Brief: Identify every line in the records below that contains the word "JSON", and copy each of those lines.

Data about app and page elements:
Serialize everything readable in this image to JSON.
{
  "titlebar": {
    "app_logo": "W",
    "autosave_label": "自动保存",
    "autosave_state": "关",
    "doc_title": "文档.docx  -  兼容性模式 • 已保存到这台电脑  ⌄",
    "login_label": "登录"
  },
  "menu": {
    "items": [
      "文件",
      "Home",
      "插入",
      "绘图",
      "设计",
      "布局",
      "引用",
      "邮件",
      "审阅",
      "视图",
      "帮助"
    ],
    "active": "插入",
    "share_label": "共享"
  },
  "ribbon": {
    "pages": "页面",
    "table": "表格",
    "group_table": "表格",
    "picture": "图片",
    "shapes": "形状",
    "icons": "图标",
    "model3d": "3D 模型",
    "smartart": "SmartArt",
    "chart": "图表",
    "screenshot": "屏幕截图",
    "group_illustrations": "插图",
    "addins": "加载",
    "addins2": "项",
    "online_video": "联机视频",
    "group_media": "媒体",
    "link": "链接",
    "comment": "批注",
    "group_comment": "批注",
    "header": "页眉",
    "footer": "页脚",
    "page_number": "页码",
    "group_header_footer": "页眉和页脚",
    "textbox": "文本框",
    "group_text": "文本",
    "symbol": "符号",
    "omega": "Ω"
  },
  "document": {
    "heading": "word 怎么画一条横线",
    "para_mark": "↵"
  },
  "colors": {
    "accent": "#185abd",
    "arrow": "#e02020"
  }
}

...

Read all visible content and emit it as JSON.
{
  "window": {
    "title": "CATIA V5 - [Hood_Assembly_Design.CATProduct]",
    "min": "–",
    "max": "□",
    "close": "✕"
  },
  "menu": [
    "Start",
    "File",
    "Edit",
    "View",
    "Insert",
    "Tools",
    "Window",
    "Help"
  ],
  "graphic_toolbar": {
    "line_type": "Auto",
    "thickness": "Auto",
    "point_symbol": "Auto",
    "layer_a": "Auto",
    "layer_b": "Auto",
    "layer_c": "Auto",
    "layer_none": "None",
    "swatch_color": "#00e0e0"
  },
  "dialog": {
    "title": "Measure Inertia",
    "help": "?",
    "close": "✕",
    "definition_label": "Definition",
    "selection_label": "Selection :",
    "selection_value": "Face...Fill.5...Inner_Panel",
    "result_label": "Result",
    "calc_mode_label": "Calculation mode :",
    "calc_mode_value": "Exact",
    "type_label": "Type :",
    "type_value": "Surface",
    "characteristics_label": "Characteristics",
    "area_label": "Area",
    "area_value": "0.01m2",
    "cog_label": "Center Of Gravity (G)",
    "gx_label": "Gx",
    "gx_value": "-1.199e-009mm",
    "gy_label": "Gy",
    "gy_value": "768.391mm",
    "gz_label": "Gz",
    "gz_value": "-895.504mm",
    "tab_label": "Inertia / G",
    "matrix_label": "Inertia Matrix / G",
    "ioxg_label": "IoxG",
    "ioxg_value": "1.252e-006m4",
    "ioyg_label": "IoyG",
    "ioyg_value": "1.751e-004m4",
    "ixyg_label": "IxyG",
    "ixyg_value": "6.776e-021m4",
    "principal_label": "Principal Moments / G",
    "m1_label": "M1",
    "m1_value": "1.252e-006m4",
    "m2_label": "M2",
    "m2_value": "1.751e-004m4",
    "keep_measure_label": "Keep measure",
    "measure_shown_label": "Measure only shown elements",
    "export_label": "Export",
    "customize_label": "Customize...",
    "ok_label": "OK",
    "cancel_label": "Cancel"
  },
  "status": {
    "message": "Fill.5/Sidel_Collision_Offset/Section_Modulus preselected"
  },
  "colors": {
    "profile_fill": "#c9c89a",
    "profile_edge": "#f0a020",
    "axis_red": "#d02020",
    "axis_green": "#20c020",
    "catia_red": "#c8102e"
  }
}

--

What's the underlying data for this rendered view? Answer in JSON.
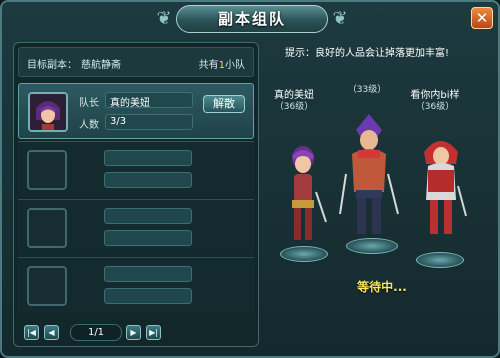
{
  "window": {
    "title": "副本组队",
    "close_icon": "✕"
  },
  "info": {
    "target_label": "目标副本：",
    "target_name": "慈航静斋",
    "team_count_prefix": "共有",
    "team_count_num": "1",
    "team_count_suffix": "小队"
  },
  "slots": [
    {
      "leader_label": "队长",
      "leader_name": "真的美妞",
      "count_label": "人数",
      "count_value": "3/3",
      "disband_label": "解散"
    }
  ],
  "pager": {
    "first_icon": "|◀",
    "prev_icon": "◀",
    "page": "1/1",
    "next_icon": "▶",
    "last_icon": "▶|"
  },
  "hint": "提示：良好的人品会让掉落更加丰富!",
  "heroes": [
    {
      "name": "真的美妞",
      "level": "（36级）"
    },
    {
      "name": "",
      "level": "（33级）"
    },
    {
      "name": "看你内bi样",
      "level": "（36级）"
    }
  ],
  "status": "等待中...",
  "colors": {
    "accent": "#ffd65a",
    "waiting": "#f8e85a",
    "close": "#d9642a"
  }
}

Solution to this task:
Serialize everything readable in this image to JSON.
Read all visible content and emit it as JSON.
What's the underlying data for this rendered view? Answer in JSON.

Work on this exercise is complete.